Faculty Spotlight: Assistant Professor Isaac Cohen

Isaac Cohen

Isaac Cohen is relatively new to Auburn’s School of Architecture, Planning and Landscape Architecture (APLA), having joined the faculty as an Assistant Professor of Landscape Architecture last fall. He spent the previous ten years living and working in Dallas, Texas, and is happy to be passing on the knowledge he has gained during almost two decades of working on park and urban public space issues. “Coming to Auburn is a big change from Dallas, but I grew up in a small college town and appreciate the rhythms of life and slower pace,” he stated. “I love learning about new places and exploring everything they have to offer from food to hiking and camping.”

Cohen holds a bachelor’s degree in studio art from Vassar College and a Master of Landscape Architecture from the University of Virginia. Before moving to Auburn, he was an Associate at Studio Outside Landscape Architecture in Dallas where he worked on a wide variety of project types and scales. He found he liked teaching when he worked as an adjunct instructor at the University of Texas’ Arlington and Austin campuses and completed a stint as an artist-in-residence and studio instructor at the University of Oregon’s Overlook Field School.

While at Studio Outside, he worked on the creation of a town square for the city of Garland, Texas, that gave the downtown a new identity while supporting existing businesses and users. The plan included the development of a plaza and surrounding streetscape that allowed for diverse cultural programming while supporting the retailers that occupy the town’s historic storefronts. He also worked on the creation of a master plan for the Girl Scouts of Southwest Texas’ Camp La Jita that reconnected the historic camp program to the landscape of Texas’ Hill Country.

One of the last projects he was involved with there was the Dallas Water Commons, a 17-acre park whose dynamic landscape functions as a filtration system for urban stormwater, which is cycled through both constructed cells and restored wetland ponds. “The Dallas Water Commons demonstrates water conservation, water filtration and flood management while creating a beautiful and educational place for visitors and students,” Cohen said. “This living laboratory will establish a space for experts in ecology, engineering, design, public health and education to collaborate on solving the critical issues facing cities around the country and world.” The project was recently awarded an Award of Excellence in Analysis and Planning from the Texas Chapter of the American Society of Landscape Architects.

Cohen says that he likes building relationships with the communities he works in and aims to elevate their histories and connections to the land.

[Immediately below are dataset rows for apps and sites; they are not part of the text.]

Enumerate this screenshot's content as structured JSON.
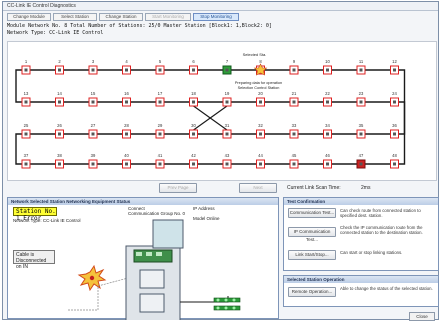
{
  "window": {
    "title": "CC-Link IE Control Diagnostics"
  },
  "tabs": [
    {
      "label": "Change Module",
      "state": "normal"
    },
    {
      "label": "Select Station",
      "state": "normal"
    },
    {
      "label": "Change Station",
      "state": "normal"
    },
    {
      "label": "Start Monitoring",
      "state": "disabled"
    },
    {
      "label": "Stop Monitoring",
      "state": "active"
    }
  ],
  "info": {
    "line1": "Module  Network No. 8  Total Number of Stations:  25/0 Master Station  [Block1:   1,Block2:   0]",
    "line2": "Network Type: CC-Link IE Control"
  },
  "network": {
    "selected_label": "Selected Sta.",
    "connected_label": "Connected Sta.",
    "row1": [
      "1",
      "2",
      "3",
      "4",
      "5",
      "6",
      "7",
      "8",
      "9",
      "10",
      "11",
      "12"
    ],
    "row2": [
      "13",
      "14",
      "15",
      "16",
      "17",
      "18",
      "19",
      "20",
      "21",
      "22",
      "23",
      "24"
    ],
    "row3": [
      "25",
      "26",
      "27",
      "28",
      "29",
      "30",
      "31",
      "32",
      "33",
      "34",
      "35",
      "36"
    ],
    "row4": [
      "37",
      "38",
      "39",
      "40",
      "41",
      "42",
      "43",
      "44",
      "45",
      "46",
      "47",
      "48"
    ],
    "caption_line1": "Preparing data for operation",
    "caption_line2": "Selection Control Station"
  },
  "buttons": {
    "prev": "Prev Page",
    "next": "Next",
    "link_scan_label": "Current Link Scan Time:",
    "link_scan_value": "2ms"
  },
  "left_panel": {
    "title": "Network Selected Station Networking Equipment Status",
    "station_label": "Station No. 1 Error",
    "net_type": "Network Type: CC-Link IE Control",
    "col1_header": "Connect",
    "col1_sub": "Communication Group No. 0",
    "col2_header": "IP Address",
    "col3_header": "Model Online",
    "disconnect_label": "Cable is Disconnected on IN"
  },
  "right_panel": {
    "test_title": "Test Confirmation",
    "comm_test": "Communication Test...",
    "comm_test_desc": "Can check route from connected station to specified dest. station.",
    "ip_comm_test": "IP Communication Test...",
    "ip_comm_test_desc": "Check the IP communication route from the connected station to the destination station.",
    "link_start": "Link Start/Stop...",
    "link_start_desc": "Can start or stop linking stations.",
    "op_title": "Selected Station Operation",
    "remote_op": "Remote Operation...",
    "remote_op_desc": "Able to change the status of the selected station.",
    "close": "Close"
  },
  "colors": {
    "accent": "#1d4d91",
    "station_green": "#2e9e3a",
    "station_red": "#cc2222",
    "cable_dark": "#1a1a1a",
    "cable_red": "#d22"
  }
}
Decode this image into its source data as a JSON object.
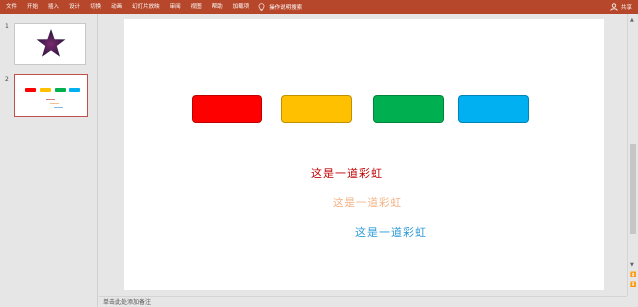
{
  "ribbon": {
    "tabs": [
      "文件",
      "开始",
      "插入",
      "设计",
      "切换",
      "动画",
      "幻灯片放映",
      "审阅",
      "视图",
      "帮助",
      "加载项"
    ],
    "tell_me": "操作说明搜索",
    "share": "共享",
    "color": "#b7472a"
  },
  "thumbnails": [
    {
      "number": "1"
    },
    {
      "number": "2"
    }
  ],
  "slide": {
    "shapes": [
      {
        "color": "#ff0000"
      },
      {
        "color": "#ffc000"
      },
      {
        "color": "#00b050"
      },
      {
        "color": "#00b0f0"
      }
    ],
    "texts": [
      {
        "text": "这是一道彩虹",
        "color": "#c00000"
      },
      {
        "text": "这是一道彩虹",
        "color": "#f4b183"
      },
      {
        "text": "这是一道彩虹",
        "color": "#2e9bd6"
      }
    ]
  },
  "scrollbar": {
    "up": "▲",
    "down": "▼",
    "prev": "⏫",
    "next": "⏬"
  },
  "notes": {
    "placeholder": "单击此处添加备注"
  }
}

His research focuses on the connection of contemporary landscape architecture and its uses in public spaces, specifically the reasoning behind the development of parks and public spaces. “I hope to help position and train landscape architects to not only rebuild trust but to also be the conveners and designers of a more just built environment that can truly act in the public interest,” Cohen stated. His current research focuses on the relationship between racial segregation and the development of the City of Dallas Public Park System. His previous research only included data through 2010, so Cohen recently updated his findings by incorporating 2020 U.S. Census data, mapping and analysis changes between the 2010 and 2020. “The research shows the specific ways that landscape design and park system planning have segregated cities, challenging the idea that public parks and places are open to all,” Cohen explained. “This work creates a framework to understand how and why these processes were undertaken and seeks to propose a method for researchers and designers to uncover and articulate uncomfortable histories and frame design projects with a truthful recognition of a community’s trauma.”

Auburn Landscape Architecture

Cohen and Assistant Professor Sarah Coleman have been awarded a College of Architecture, Design and Construction (CADC) Seed Grant to visit and document important historic and cultural landscapes in Alabama this summer. “I want to really dig in and get to know Alabama so I can find ways to expose students to new experiences while building relationships with communities to work with in the future,” Cohen said. He says he is excited to take what he learned from this past year to more purposefully engage students in the challenges facing the landscapes and public spaces of the Southeast. “It has been a wonderfully collaborative experience on everything from teaching to research to getting dirty in the field at Neckdown at Rural Studio last fall,” Cohen said of his first year. “The students at Auburn have shown to be both hard workers and critical thinkers, pushing beyond the surface level of course content and engaging in conversations that I hope allow them to grow as both individuals and designers.”

Related people:
Isaac Cohen, Sarah Coleman